“This is part of Phase II of the EPA's National Pollution Discharge Elimination System, or NPDES,” Tyler says. “The regulations under Phase II of NPDES will institute more stringent water runoff prevention requirements as of March 2003. Composters have a product that works as a sediment filter as good as or better than anything on the market today.”
Plus, current tools used for sediment control, such as silt fences, are single-dimensional filters that can only form a physical barrier for water, Tyler adds. This means that settlement still can take place due to gravity.
“But compost is the only tool that forms a physical barrier to water, while also acting as a chemical and biological filter that pulls materials out of the water,” he says.
If Tyler's assessment is correct, commercial composters could see markets grow beyond their ability to supply them.
“Specifying compost as a replacement for silt fences on road construction projects would increase the existing market by one-third,” Tyler estimates. “The demand for silt fences on commercial construction projects is about three times the size of the transportation market. Compost also can replace other erosion-control techniques used along roadways. This is a huge potential market.”
Michael Fickes is Waste Age's business editor.
Greening a Grocery Store
In 1994, Roger Vander Wende managed recycling operations for a supermarket chain in Southern California. Interested in finding a company to recycle the chain's organic waste, Vander Wende approached Community Recycling and Resource Recovery Inc., Sun Valley, Calif., which was looking for someone familiar with the grocery store business.
Community Recycling wanted someone to setup a system to collect organic wastes from grocery stores. And the mutual interests led to marriage: Vander Wende went to work for Community Recycling as vice president of the supermarket division.
In short order, Vander Wende made deals with 28 grocery stores and established a system to collect all unsalable foods from distribution centers operated by each participating chain.
Over the past seven years, the Community Recycling program has grown to collect wax-cardboard, produce trimmings and other pre-consumer food wastes from more than 1,100 grocery stores in California and southern Nevada. Participating stores come from chains operated by names such as Vons, Ralph's, Food4Less, Save Mart and Safeway.
According to Vander Wende, the Community Recycling program ranks as the largest food waste program of its kind in the country. “There is a good core reason why we're the largest,” he says. “We're sitting on top of four of the 50 largest retail food markets in the United States. Los Angeles County is the single largest market in the country, by a long way over No. 2.”
And because grocery stores in each of these markets are serviced by a handful of distribution centers, “there is a big clump of supply within a small geographic area,” Vander Wende adds. In contrast, tapping feedstocks of a comparable volume in the Midwest would require large fleets to travel across several states.

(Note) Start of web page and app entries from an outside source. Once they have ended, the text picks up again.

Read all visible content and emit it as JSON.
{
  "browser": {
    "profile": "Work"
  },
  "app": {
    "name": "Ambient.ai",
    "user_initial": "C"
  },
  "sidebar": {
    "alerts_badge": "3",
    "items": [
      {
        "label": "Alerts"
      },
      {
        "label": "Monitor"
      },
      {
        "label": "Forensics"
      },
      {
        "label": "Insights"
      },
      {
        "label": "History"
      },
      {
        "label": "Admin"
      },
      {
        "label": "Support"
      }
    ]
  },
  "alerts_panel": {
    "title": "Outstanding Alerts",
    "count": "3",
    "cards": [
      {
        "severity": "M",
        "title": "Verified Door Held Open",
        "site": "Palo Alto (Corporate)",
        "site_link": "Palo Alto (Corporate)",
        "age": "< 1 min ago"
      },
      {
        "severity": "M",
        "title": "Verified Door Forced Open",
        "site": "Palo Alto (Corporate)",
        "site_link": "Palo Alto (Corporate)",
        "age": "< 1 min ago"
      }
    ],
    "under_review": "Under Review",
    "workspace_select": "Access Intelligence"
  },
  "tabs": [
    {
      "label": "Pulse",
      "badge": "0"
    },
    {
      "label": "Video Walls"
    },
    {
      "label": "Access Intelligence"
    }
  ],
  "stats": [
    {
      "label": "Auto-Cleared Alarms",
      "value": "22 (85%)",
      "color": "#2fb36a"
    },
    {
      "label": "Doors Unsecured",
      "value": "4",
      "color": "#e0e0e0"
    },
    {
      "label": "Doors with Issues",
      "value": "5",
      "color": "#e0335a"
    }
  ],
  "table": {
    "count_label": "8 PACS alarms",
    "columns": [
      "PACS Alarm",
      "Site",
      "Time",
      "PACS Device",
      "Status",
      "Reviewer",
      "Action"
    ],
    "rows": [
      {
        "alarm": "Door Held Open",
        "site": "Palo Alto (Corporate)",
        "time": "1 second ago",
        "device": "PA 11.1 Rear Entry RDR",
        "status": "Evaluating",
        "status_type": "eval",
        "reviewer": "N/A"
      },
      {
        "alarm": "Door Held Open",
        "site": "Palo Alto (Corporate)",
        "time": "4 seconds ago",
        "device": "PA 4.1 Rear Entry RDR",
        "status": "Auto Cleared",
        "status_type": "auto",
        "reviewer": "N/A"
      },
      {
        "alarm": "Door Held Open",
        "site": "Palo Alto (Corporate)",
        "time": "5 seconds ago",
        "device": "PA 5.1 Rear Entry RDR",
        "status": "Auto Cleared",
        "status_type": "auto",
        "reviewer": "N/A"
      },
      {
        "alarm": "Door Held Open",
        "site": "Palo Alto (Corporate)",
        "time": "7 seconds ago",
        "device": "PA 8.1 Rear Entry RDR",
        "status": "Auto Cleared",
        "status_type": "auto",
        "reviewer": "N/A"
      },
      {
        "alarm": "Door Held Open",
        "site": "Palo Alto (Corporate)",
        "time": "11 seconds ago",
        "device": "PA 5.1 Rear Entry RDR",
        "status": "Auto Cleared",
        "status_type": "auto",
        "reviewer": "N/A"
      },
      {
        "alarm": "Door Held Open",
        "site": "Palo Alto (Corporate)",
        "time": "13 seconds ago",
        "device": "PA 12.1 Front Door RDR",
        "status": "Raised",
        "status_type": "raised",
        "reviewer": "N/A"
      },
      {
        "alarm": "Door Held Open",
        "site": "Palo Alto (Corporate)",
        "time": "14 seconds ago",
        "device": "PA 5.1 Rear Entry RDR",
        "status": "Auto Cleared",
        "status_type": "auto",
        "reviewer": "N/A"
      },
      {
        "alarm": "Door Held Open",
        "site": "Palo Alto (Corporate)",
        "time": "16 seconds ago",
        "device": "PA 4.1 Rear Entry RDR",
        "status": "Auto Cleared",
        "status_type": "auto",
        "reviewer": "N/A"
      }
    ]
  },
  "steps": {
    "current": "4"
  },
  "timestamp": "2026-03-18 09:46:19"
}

As the program works now, once Community Recycling collects the food waste, it flows into a 150-acre windrow composting pad in Bakersfield, Calif. Permitting allows the facility to take in more than 3,000 tons of compostable materials per day. Additional feedstocks, including green and yard wastes, agricultural residuals, and manure, arrive from a Community Resource dirty materials recovery facility located in California's San Fernando Valley. That material is collected by Crown Disposal, a sister company to Community Resource.

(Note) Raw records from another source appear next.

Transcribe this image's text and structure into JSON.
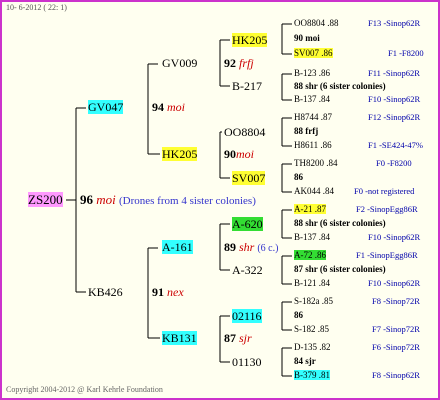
{
  "header": "10-  6-2012 ( 22:  1)",
  "footer": "Copyright 2004-2012 @ Karl Kehrle Foundation",
  "colors": {
    "frame": "#cc33cc",
    "line": "#000000",
    "bee_line": "#3333cc",
    "yellow": "#ffff33",
    "cyan": "#33ffff",
    "green": "#33dd33",
    "violet": "#ff99ff",
    "background": "#fffff0"
  },
  "root": {
    "name": "ZS200",
    "num": "96",
    "race": "moi",
    "note": "(Drones from 4 sister colonies)"
  },
  "gen2": [
    {
      "name": "GV047",
      "num": "94",
      "race": "moi"
    },
    {
      "name": "KB426",
      "num": "91",
      "race": "nex"
    }
  ],
  "gen3": [
    {
      "name": "GV009",
      "num": "92",
      "race": "frfj"
    },
    {
      "name": "HK205",
      "num": "90",
      "race": "moi"
    },
    {
      "name": "A-161",
      "num": "89",
      "race": "shr",
      "note": "(6 c.)"
    },
    {
      "name": "KB131",
      "num": "87",
      "race": "sjr"
    }
  ],
  "gen4": [
    {
      "name": "HK205"
    },
    {
      "name": "B-217"
    },
    {
      "name": "OO8804"
    },
    {
      "name": "SV007"
    },
    {
      "name": "A-620"
    },
    {
      "name": "A-322"
    },
    {
      "name": "02116"
    },
    {
      "name": "01130"
    }
  ],
  "gen5": [
    {
      "top": "OO8804 .88",
      "mid": "90 moi",
      "bot": "SV007 .86",
      "r1": "F13 -Sinop62R",
      "r2": "F1 -F8200"
    },
    {
      "top": "B-123 .86",
      "mid": "88 shr (6 sister colonies)",
      "bot": "B-137 .84",
      "r1": "F11 -Sinop62R",
      "r2": "F10 -Sinop62R"
    },
    {
      "top": "H8744 .87",
      "mid": "88 frfj",
      "bot": "H8611 .86",
      "r1": "F12 -Sinop62R",
      "r2": "F1 -SE424-47%"
    },
    {
      "top": "TH8200 .84",
      "mid": "86",
      "bot": "AK044 .84",
      "r1": "F0 -F8200",
      "r2": "F0 -not registered"
    },
    {
      "top": "A-21 .87",
      "mid": "88 shr (6 sister colonies)",
      "bot": "B-137 .84",
      "r1": "F2 -SinopEgg86R",
      "r2": "F10 -Sinop62R"
    },
    {
      "top": "A-72 .86",
      "mid": "87 shr (6 sister colonies)",
      "bot": "B-121 .84",
      "r1": "F1 -SinopEgg86R",
      "r2": "F10 -Sinop62R"
    },
    {
      "top": "S-182a .85",
      "mid": "86",
      "bot": "S-182 .85",
      "r1": "F8 -Sinop72R",
      "r2": "F7 -Sinop72R"
    },
    {
      "top": "D-135 .82",
      "mid": "84 sjr",
      "bot": "B-379 .81",
      "r1": "F6 -Sinop72R",
      "r2": "F8 -Sinop62R"
    }
  ]
}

Annual production at the windrow facility totals 100,000 tons of compost and wood fines.
Then Community Resource sells the bulk of its compost to growers in the region, including itself — the company farms 2,500 acres and produces cattle feed. And, some of the compost even is sold through supermarkets and nurseries.
— Michael Fickes